Despite having no timepiece, he knew it was time to return. A breeze, as if seconding this impulse, sighed Rodrigues. He began sifting through his store of images for a story to recount to them, shielding this place and its particularities from their imaginations. He broke off two branches big enough to serve as stakes and carried them with him down to the bank and the canoe. Using his knife and fingers, and, once he had created an opening, the thinner end of his paddle, he dug a hole, and pounded the first stake into it. Using the twine he created a cross with the other branch, then strung a series of knots around it, from the base to the top, wishing he had brought beads or pieces of colored cloth, or anything that would snare the gaze from a distance. He stepped back to inspect it. He was not sure he would be able to spy it from the water, though it commanded the eye from where he stood. But, he reminded himself, once he returned to the ship, it would be for the last time, and he would have months, years even, to find and reconstruct this cross again, to place a new one. The first people would guide him to it, too, if they happened upon it. He replaced his knife and the twine, collected his anchor, then hoisted himself back into the canoe, paddle in one hand, in the other his ballast. He pushed off from the shore, out into the river, and as he glanced at the cross, it appeared to flare, momentarily, before it disappeared like everything else around it into the island’s dense verdant hide.

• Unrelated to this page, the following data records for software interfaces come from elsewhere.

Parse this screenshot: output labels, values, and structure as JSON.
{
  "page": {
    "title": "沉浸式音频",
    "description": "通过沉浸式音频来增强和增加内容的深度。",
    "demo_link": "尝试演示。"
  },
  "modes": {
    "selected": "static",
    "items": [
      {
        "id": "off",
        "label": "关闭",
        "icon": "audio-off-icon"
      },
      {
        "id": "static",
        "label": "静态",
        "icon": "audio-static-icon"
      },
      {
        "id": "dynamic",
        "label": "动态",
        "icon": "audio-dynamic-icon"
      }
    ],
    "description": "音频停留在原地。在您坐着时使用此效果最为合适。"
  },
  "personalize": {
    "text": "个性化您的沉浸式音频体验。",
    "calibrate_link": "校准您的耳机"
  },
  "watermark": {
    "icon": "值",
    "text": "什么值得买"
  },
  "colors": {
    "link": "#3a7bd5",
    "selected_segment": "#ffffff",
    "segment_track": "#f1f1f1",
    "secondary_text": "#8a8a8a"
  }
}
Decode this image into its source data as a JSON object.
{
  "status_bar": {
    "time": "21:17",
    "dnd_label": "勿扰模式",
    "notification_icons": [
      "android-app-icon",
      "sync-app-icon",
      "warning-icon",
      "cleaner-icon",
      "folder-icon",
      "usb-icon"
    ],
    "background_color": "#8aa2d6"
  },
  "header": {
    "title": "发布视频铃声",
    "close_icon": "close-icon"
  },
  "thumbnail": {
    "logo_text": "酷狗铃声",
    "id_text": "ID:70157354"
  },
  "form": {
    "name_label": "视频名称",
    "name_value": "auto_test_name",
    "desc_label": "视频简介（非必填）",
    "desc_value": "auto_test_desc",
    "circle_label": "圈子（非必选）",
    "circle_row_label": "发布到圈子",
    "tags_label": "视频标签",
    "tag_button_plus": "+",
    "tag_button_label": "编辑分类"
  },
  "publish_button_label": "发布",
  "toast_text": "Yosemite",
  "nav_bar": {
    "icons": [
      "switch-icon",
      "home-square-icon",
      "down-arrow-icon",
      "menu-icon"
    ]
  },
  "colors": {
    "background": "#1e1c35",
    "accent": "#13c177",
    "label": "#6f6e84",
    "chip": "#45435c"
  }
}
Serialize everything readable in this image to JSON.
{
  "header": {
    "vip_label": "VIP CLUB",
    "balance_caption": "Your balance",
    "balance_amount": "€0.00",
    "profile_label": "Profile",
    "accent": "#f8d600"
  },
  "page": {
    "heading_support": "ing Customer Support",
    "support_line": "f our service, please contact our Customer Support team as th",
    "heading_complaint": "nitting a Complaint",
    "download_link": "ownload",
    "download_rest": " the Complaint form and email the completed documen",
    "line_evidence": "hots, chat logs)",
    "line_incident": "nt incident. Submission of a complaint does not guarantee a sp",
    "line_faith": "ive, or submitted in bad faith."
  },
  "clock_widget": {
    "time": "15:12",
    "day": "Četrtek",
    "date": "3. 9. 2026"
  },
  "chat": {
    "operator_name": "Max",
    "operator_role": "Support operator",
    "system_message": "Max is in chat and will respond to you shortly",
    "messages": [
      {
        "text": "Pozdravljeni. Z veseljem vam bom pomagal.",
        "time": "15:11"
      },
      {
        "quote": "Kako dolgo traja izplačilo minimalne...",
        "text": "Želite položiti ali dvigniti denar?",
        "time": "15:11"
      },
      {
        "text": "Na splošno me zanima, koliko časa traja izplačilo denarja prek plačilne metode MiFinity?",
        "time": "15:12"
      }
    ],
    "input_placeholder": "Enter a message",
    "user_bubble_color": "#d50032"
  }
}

It was, despite his observations of the area, the one thing that he recalled so clearly he could have described it down to the grain of the wood when he slid into his hammock that night, and, when he returned a week later, his canoe and a skiff laden with ampler sacks, of flints, candles, seeds, a musket, his sword, a small tarp to protect him from the rain, enough hatchets and knives to ensure his work as trader, and translator, never to return to the Jonge Tobias, or any other ship, nor to the narrow alleys of Amsterdam or his native Hispaniola, the very first thing he saw.